    Brigham Young Office Files, 1832–1878. CHL. CR 1234 1.

  4. 4

    Notice, 26 Jan. 1842 [JS v. O. Cowdery]; An Act Prescribing the Mode of Proceeding in Chancery [13 Feb. 1833], Public and General Statute Laws of the State of Illinois, p. 139, sec. 2.  

    The Public and General Statute Laws of the State of Illinois: Containing All the Laws . . . Passed by the Ninth General Assembly, at Their First Session, Commencing December 1, 1834, and Ending February 13, 1835; and at Their Second Session, Commencing December 7, 1835, and Ending January 18, 1836; and Those Passed by the Tenth General Assembly, at Their Session Commencing December 5, 1836, and Ending March 6, 1837; and at Their Special Session, Commencing July 10, and Ending July 22, 1837. . . . Compiled by Jonathan Young Scammon. Chicago: Stephen F. Gale, 1839.

  5. 5

    An Act Prescribing the Mode of Proceeding in Chancery [13 Feb. 1833], Public and General Statute Laws of the State of Illinois, p. 139, sec. 3; Transcript, 4 Aug. 1842, Carpenter v. Wash et al. [Sangamon Co. Cir. Ct. 1842], in Benner and Davis et al., Law Practice of Abraham Lincoln.  

    The Public and General Statute Laws of the State of Illinois: Containing All the Laws . . . Passed by the Ninth General Assembly, at Their First Session, Commencing December 1, 1834, and Ending February 13, 1835; and at Their Second Session, Commencing December 7, 1835, and Ending January 18, 1836; and Those Passed by the Tenth General Assembly, at Their Session Commencing December 5, 1836, and Ending March 6, 1837; and at Their Special Session, Commencing July 10, and Ending July 22, 1837. . . . Compiled by Jonathan Young Scammon. Chicago: Stephen F. Gale, 1839.

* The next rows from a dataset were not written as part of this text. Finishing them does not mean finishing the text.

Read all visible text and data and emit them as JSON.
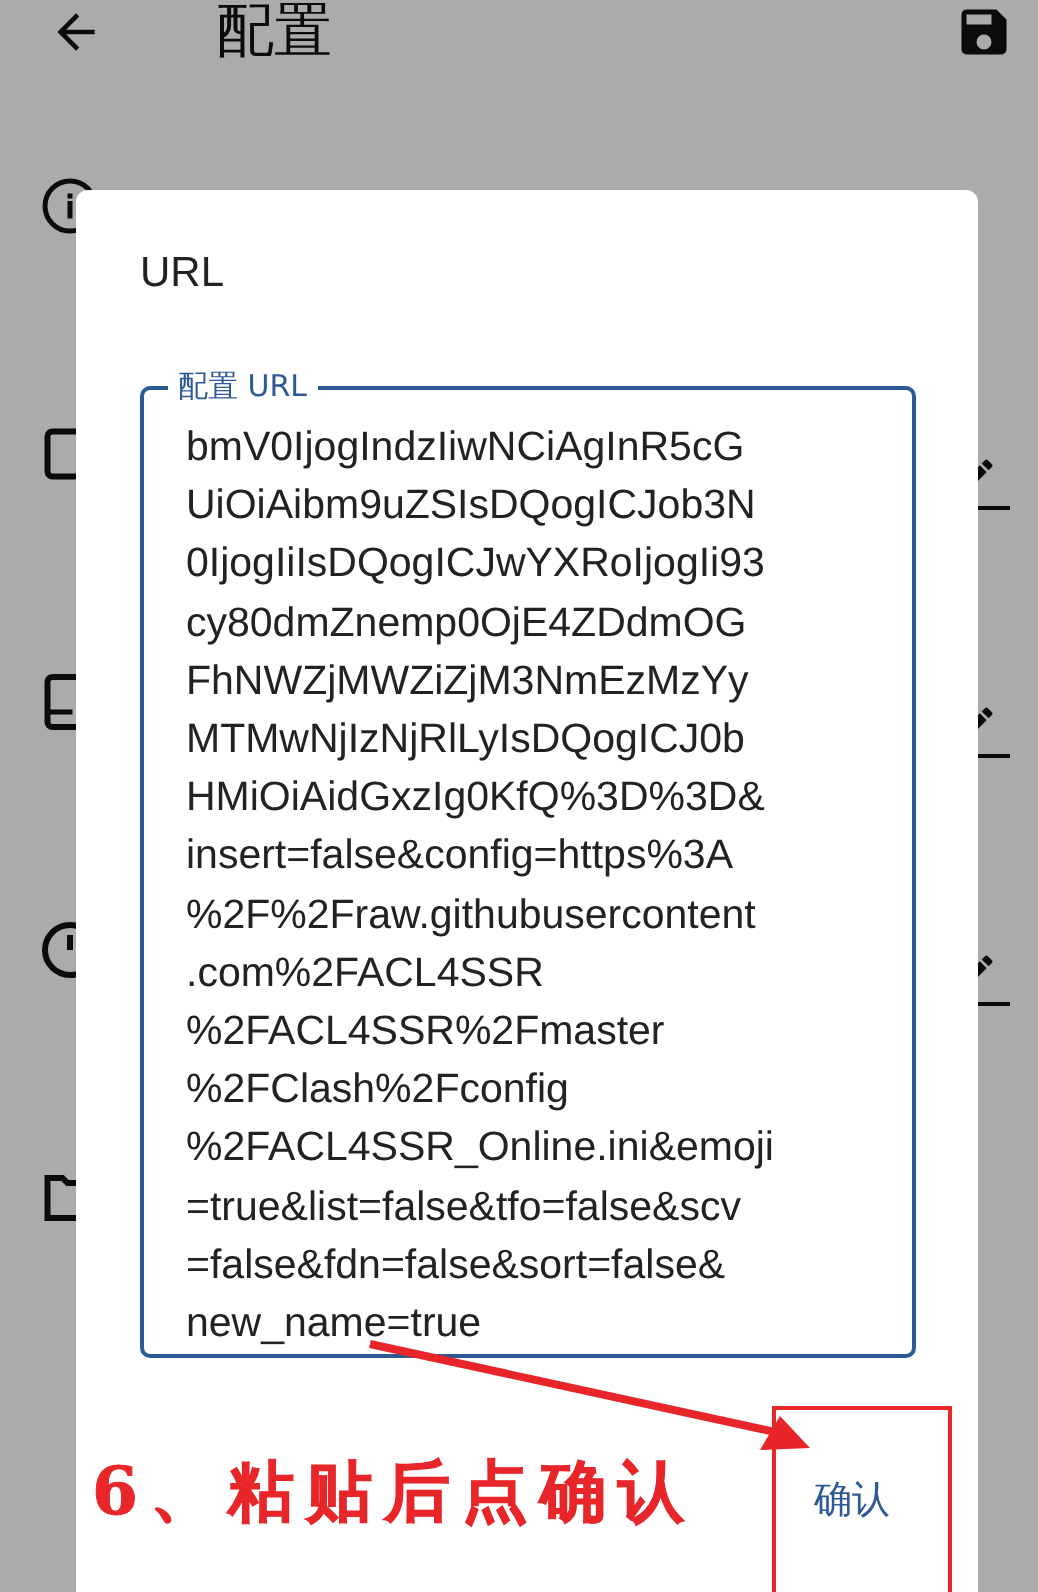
{
  "toolbar": {
    "title": "配置"
  },
  "rows": [
    {
      "kind": "info",
      "editable": false
    },
    {
      "kind": "square",
      "editable": true
    },
    {
      "kind": "tablet",
      "editable": true
    },
    {
      "kind": "clock",
      "editable": true
    },
    {
      "kind": "folder",
      "editable": false
    }
  ],
  "dialog": {
    "title": "URL",
    "field": {
      "label": "配置 URL",
      "lines": [
        "bmV0IjogIndzIiwNCiAgInR5cG",
        "UiOiAibm9uZSIsDQogICJob3N",
        "0IjogIiIsDQogICJwYXRoIjogIi93",
        "cy80dmZnemp0OjE4ZDdmOG",
        "FhNWZjMWZiZjM3NmEzMzYy",
        "MTMwNjIzNjRlLyIsDQogICJ0b",
        "HMiOiAidGxzIg0KfQ%3D%3D&",
        "insert=false&config=https%3A",
        "%2F%2Fraw.githubusercontent",
        ".com%2FACL4SSR",
        "%2FACL4SSR%2Fmaster",
        "%2FClash%2Fconfig",
        "%2FACL4SSR_Online.ini&emoji",
        "=true&list=false&tfo=false&scv",
        "=false&fdn=false&sort=false&",
        "new_name=true"
      ]
    },
    "buttons": [
      "确认"
    ]
  },
  "annotation": {
    "text": "6、粘贴后点确认"
  }
}
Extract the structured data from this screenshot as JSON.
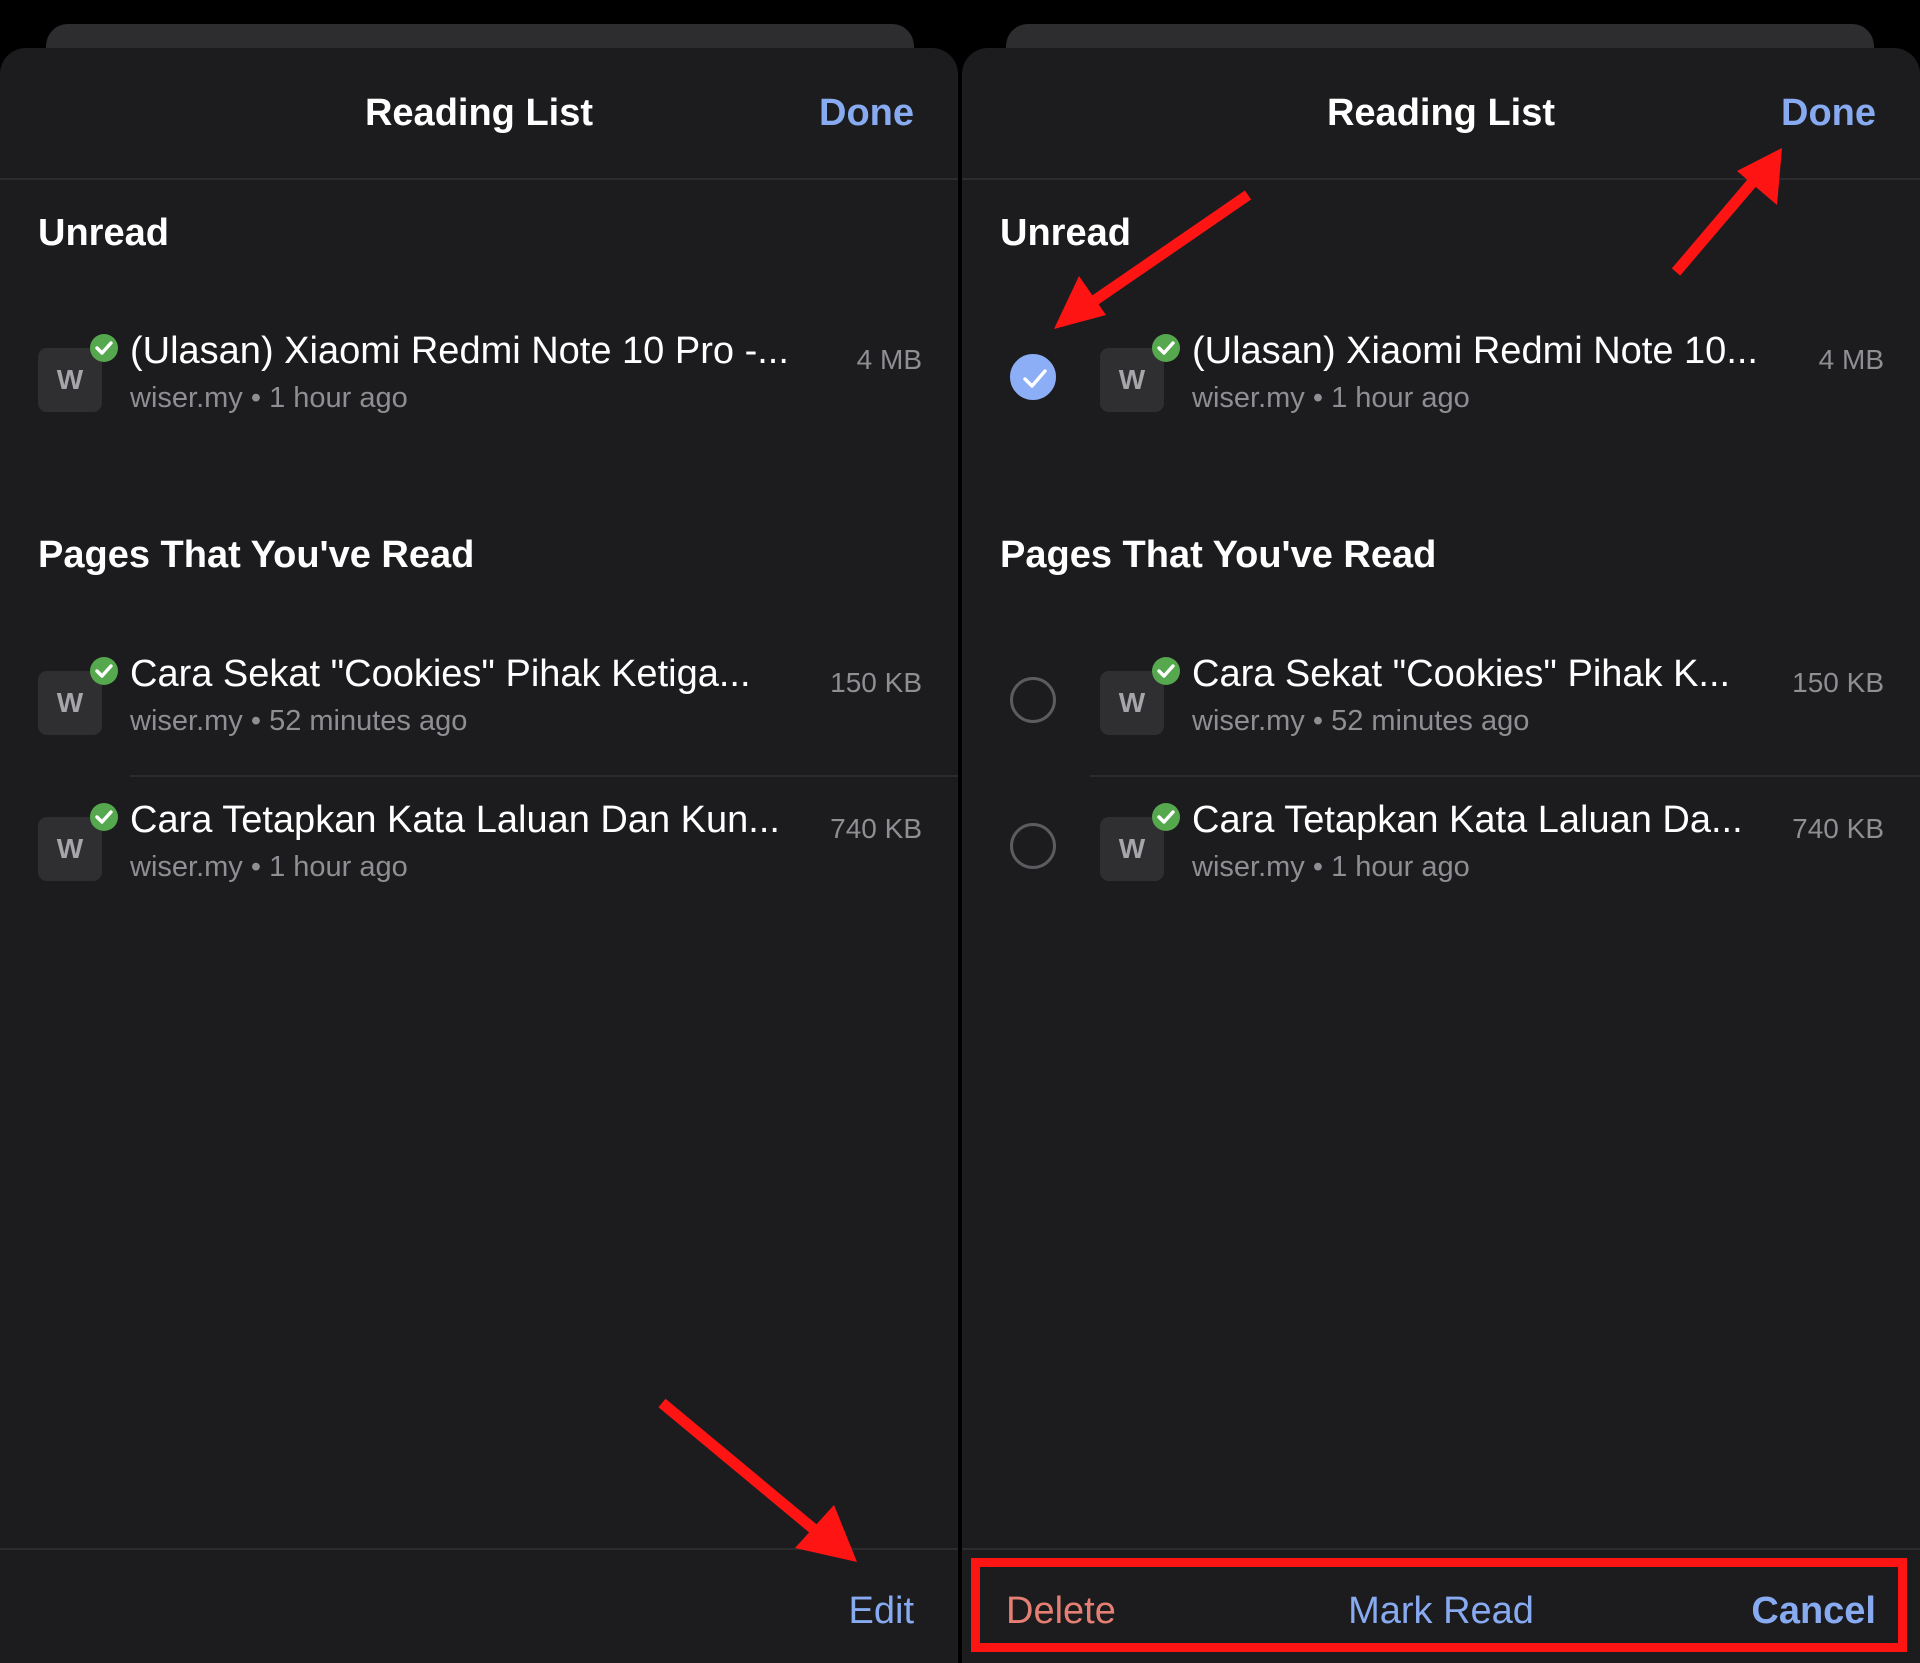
{
  "colors": {
    "accent": "#87aaf0",
    "destructive": "#e57f74",
    "read_badge": "#56a84f",
    "annotation": "#ff1414"
  },
  "left": {
    "title": "Reading List",
    "done": "Done",
    "sections": [
      {
        "title": "Unread",
        "items": [
          {
            "favicon": "W",
            "title": "(Ulasan) Xiaomi Redmi Note 10 Pro -...",
            "site": "wiser.my",
            "time": "1 hour ago",
            "size": "4 MB"
          }
        ]
      },
      {
        "title": "Pages That You've Read",
        "items": [
          {
            "favicon": "W",
            "title": "Cara Sekat \"Cookies\" Pihak Ketiga...",
            "site": "wiser.my",
            "time": "52 minutes ago",
            "size": "150 KB"
          },
          {
            "favicon": "W",
            "title": "Cara Tetapkan Kata Laluan Dan Kun...",
            "site": "wiser.my",
            "time": "1 hour ago",
            "size": "740 KB"
          }
        ]
      }
    ],
    "toolbar": {
      "edit": "Edit"
    }
  },
  "right": {
    "title": "Reading List",
    "done": "Done",
    "sections": [
      {
        "title": "Unread",
        "items": [
          {
            "favicon": "W",
            "title": "(Ulasan) Xiaomi Redmi Note 10...",
            "site": "wiser.my",
            "time": "1 hour ago",
            "size": "4 MB",
            "selected": true
          }
        ]
      },
      {
        "title": "Pages That You've Read",
        "items": [
          {
            "favicon": "W",
            "title": "Cara Sekat \"Cookies\" Pihak K...",
            "site": "wiser.my",
            "time": "52 minutes ago",
            "size": "150 KB",
            "selected": false
          },
          {
            "favicon": "W",
            "title": "Cara Tetapkan Kata Laluan Da...",
            "site": "wiser.my",
            "time": "1 hour ago",
            "size": "740 KB",
            "selected": false
          }
        ]
      }
    ],
    "toolbar": {
      "delete": "Delete",
      "mark_read": "Mark Read",
      "cancel": "Cancel"
    }
  },
  "separator": "•"
}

    Benner, Martha L., Cullom Davis, Daniel W. Stowell, John A. Lupton, Susan Krause, Stacy Pratt McDermott, Christopher A. Schnell, and Dennis E. Suttles, eds. The Law Practice of Abraham Lincoln: Complete Documentary Edition. 2nd ed. Springfield, IL: Illinois Historic Preservation Agency, 2009. Accessed 3 Nov. 2016. http://www.lawpracticeofabrahamlincoln.org.

  6. 6

    Cowdery was residing and practicing law in Tiffin, Ohio, as early as 1840. (Walker, “Oliver Cowdery: The First Mormon Lawyer,” Clark Memorandum, Spring 2014, 43.)  

    Walker, Jeffrey N. “Oliver Cowdery: The First Mormon Lawyer,” Clark Memorandum, (Spring 2014): 38–45.

  7. 7

    An Act Prescribing the Mode of Proceeding in Chancery [13 Feb. 1833], Public and General Statute Laws of the State of Illinois, p. 140, sec. 5.  

    The Public and General Statute Laws of the State of Illinois: Containing All the Laws . . . Passed by the Ninth General Assembly, at Their First Session, Commencing December 1, 1834, and Ending February 13, 1835; and at Their Second Session, Commencing December 7, 1835, and Ending January 18, 1836; and Those Passed by the Tenth General Assembly, at Their Session Commencing December 5, 1836, and Ending March 6, 1837; and at Their Special Session, Commencing July 10, and Ending July 22, 1837. . . . Compiled by Jonathan Young Scammon. Chicago: Stephen F. Gale, 1839.

  8. 8

    Notice, 26 Jan. 1842 [JS v. O. Cowdery].  

  9. 9

    Notice, 26 Jan. 1842 [JS v. O. Cowdery]; Warsaw (IL) Signal, 9 Feb. 1842, [3]; Warsaw Signal, 16 Feb. 1842, [3]; Warsaw Signal, 23 Feb. 1842, [3]; Warsaw Signal, 9 Mar. 1842, [4]; Warsaw Signal, 23 Mar. 1842, [3]; Warsaw Signal, 23 Mar. 1842, [4]; Warsaw Signal, 27 Apr. 1842, [3]; Warsaw Signal, 4 May 1842, [2].  

  10. 10

    Docket Entry, Continuance, 14 May 1842 [JS v. O. Cowdery].  

  11. 11

    Docket Entry, Continuance, 15 Oct. 1842 [JS v. O. Cowdery]; Docket Entry, Continuance, 27 May 1843 [JS v. O. Cowdery]; Docket Entry, Continuance, 18 Oct. 1843 [JS v. O. Cowdery]; Docket Entry, Continuance, 20 May 1844; Docket Entry, Dismissal, 29 Oct. 1844 [JS v. O. Cowdery].